Time management is a skill any professional can improve upon. We all have situations where it seems like there aren’t enough hours in the day to adequately attend to our projects, commitments, or hobbies. We look at the clock some days and realize we didn’t accomplish many of the things we planned on doing. Luckily, there are proven ways to help you take charge of the day and become more productive. Let’s take a look at this strategy known as the four Ds of effective time management.
This is as simple as it suggests. Just act. David Allen in his productivity book titles, Getting Things Done, explained the two-minute rule. He said, “The rationale for the two-minute rule is that that’s more or less the point where it starts taking longer to store and track an item than to deal with it the first time it’s in your hands—in other words, it’s the efficiency cutoff.” There is so much you can do in just two minutes like write an email, pull up a report, making a quick phone call, etc. Now, if your task will take longer than two minutes and it is still a top priority, then work on it at least for 30 minutes or until you finish. Try not to work on anything else during this time and devote your energy to that specific task.

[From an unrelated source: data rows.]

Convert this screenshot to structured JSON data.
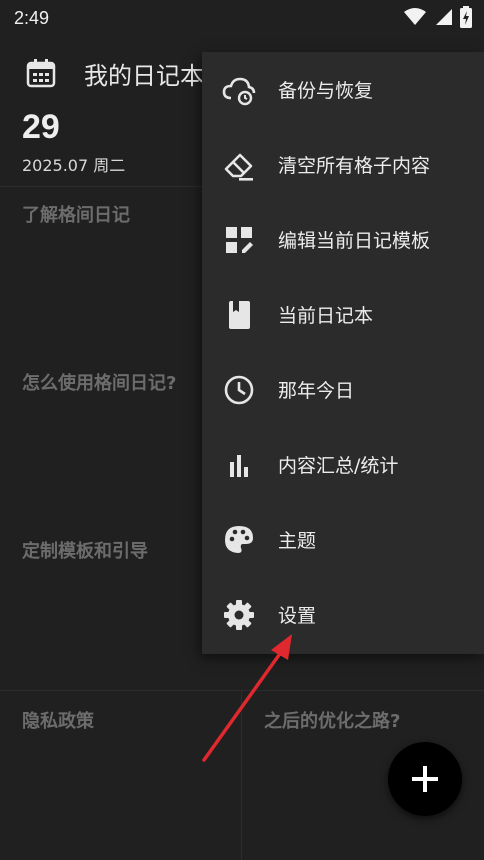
{
  "status_bar": {
    "time": "2:49"
  },
  "header": {
    "title": "我的日记本",
    "day": "29",
    "date_line": "2025.07 周二"
  },
  "grid": {
    "cells": [
      {
        "title": "了解格间日记"
      },
      {
        "title": "怎么使用格间日记?"
      },
      {
        "title": "定制模板和引导"
      },
      {
        "title": "隐私政策"
      },
      {
        "title": "之后的优化之路?"
      }
    ]
  },
  "menu": {
    "items": [
      {
        "label": "备份与恢复",
        "icon": "cloud-backup-icon"
      },
      {
        "label": "清空所有格子内容",
        "icon": "eraser-icon"
      },
      {
        "label": "编辑当前日记模板",
        "icon": "edit-template-icon"
      },
      {
        "label": "当前日记本",
        "icon": "book-icon"
      },
      {
        "label": "那年今日",
        "icon": "clock-icon"
      },
      {
        "label": "内容汇总/统计",
        "icon": "bar-chart-icon"
      },
      {
        "label": "主题",
        "icon": "palette-icon"
      },
      {
        "label": "设置",
        "icon": "gear-icon"
      }
    ]
  },
  "fab": {
    "icon": "plus-icon"
  },
  "colors": {
    "background": "#202020",
    "menu": "#2b2b2b",
    "annotation": "#e0282f"
  }
}
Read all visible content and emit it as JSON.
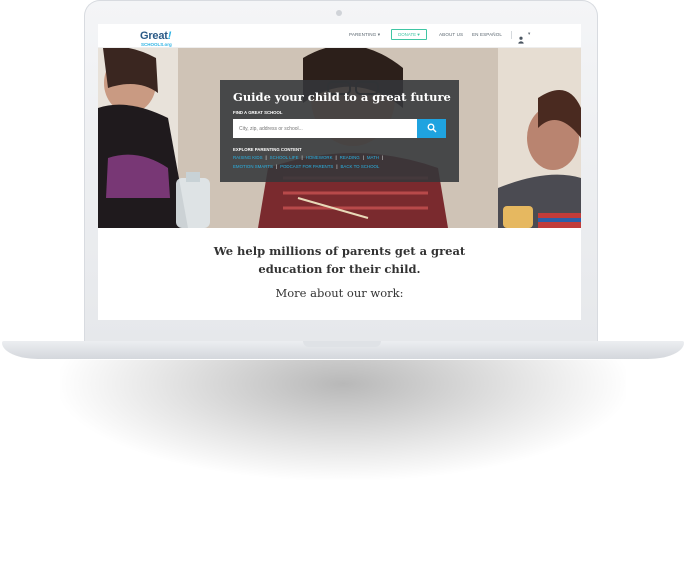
{
  "nav": {
    "logo_main": "Great",
    "logo_bang": "!",
    "logo_sub": "SCHOOLS.org",
    "parenting": "PARENTING ▾",
    "donate": "DONATE ♥",
    "about": "ABOUT US",
    "espanol": "EN ESPAÑOL",
    "user_caret": "▾"
  },
  "hero": {
    "title": "Guide your child to a great future",
    "find_label": "FIND A GREAT SCHOOL",
    "search_placeholder": "City, zip, address or school...",
    "explore_label": "EXPLORE PARENTING CONTENT",
    "links": [
      "RAISING KIDS",
      "SCHOOL LIFE",
      "HOMEWORK",
      "READING",
      "MATH",
      "EMOTION SMARTS",
      "PODCAST FOR PARENTS",
      "BACK TO SCHOOL"
    ]
  },
  "body": {
    "tagline_line1": "We help millions of parents get a great",
    "tagline_line2": "education for their child.",
    "more": "More about our work:"
  },
  "colors": {
    "brand_blue": "#2b5a86",
    "accent_blue": "#1fa3e0",
    "donate_green": "#3fc6a4"
  }
}
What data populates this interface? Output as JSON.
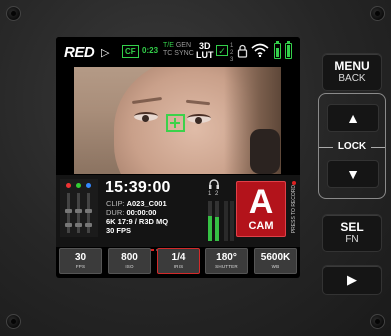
{
  "top_bar": {
    "brand": "RED",
    "media_badge": "CF",
    "media_time": "0:23",
    "te_tc_rows": [
      {
        "label": "T/E",
        "value": "GEN"
      },
      {
        "label": "TC",
        "value": "SYNC"
      }
    ],
    "lut": "3D LUT",
    "lut_line1": "3D",
    "lut_line2": "LUT",
    "status_numbers": [
      "1",
      "2",
      "3"
    ],
    "accent_color": "#33d04a"
  },
  "clip_info": {
    "timecode": "15:39:00",
    "clip_label": "CLIP:",
    "clip_value": "A023_C001",
    "dur_label": "DUR:",
    "dur_value": "00:00:00",
    "format": "6K 17:9 / R3D MQ",
    "fps": "30 FPS"
  },
  "audio": {
    "channel_labels": [
      "1",
      "2"
    ],
    "levels": [
      0.62,
      0.6
    ]
  },
  "camera": {
    "letter": "A",
    "label": "CAM",
    "record_hint": "PRESS TO RECORD",
    "color": "#b3131b"
  },
  "settings": [
    {
      "value": "30",
      "label": "FPS"
    },
    {
      "value": "800",
      "label": "ISO"
    },
    {
      "value": "1/4",
      "label": "IRIS"
    },
    {
      "value": "180°",
      "label": "SHUTTER"
    },
    {
      "value": "5600K",
      "label": "WB"
    }
  ],
  "hardware_buttons": {
    "menu": "MENU",
    "back": "BACK",
    "up_icon": "up-arrow-icon",
    "lock": "LOCK",
    "down_icon": "down-arrow-icon",
    "sel": "SEL",
    "fn": "FN",
    "play_icon": "play-icon"
  }
}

Delete is sometimes regarded by many people as the easiest of the four D’s to implement. The reason being that you do not have to do anything other than making the decision to either do the task or delete it. Many professionals recommend approaching this strategy through the lens of the Pareto Principle also known as the “80/20 Rule” which states that 80% of results should come from 20% of causes or activities. So, when it comes to certain tasks or activities, you have to ask yourself whether it will bring you the long-term result you are looking for. Some people may have difficulties deleting items from their to-do list which is why the next D can help with that.
Making decisions can be challenging. However, by deferring an item, it means you are saying “not right now” instead of “not ever.” These can range from a new project you plan on starting in the next week or two, or even a request from a co-worker that you must attend to by the end of the day. If you do intend to use this approach, be sure to remember to review your list of deferred items at the end of the day or week. At this point, you can make the decision to either do or delete. Keep in mind there is a fine line between deferring and procrastinating indefinitely.
If you are new to delegating items you might find it a bit uncomfortable when the results are a little different than if you were to complete it yourself. However, that does not mean you shouldn’t delegate as it could be a great way for you to leverage the day. If you want to perform this strategy effectively, create a playbook that breaks down the project step-by-step and detail what the final outcome should look like. Doing so will ensure that the result is not dependent on who is completing the task, but rather the quality of the checklist. Remember, smaller tasks that you might want to delegate will not need a checklist. You should think about whether your time will be better spent by delegating or doing. For example, you might be better off delegating the paying of a supplier and prioritizing a phone call with an unhappy customer.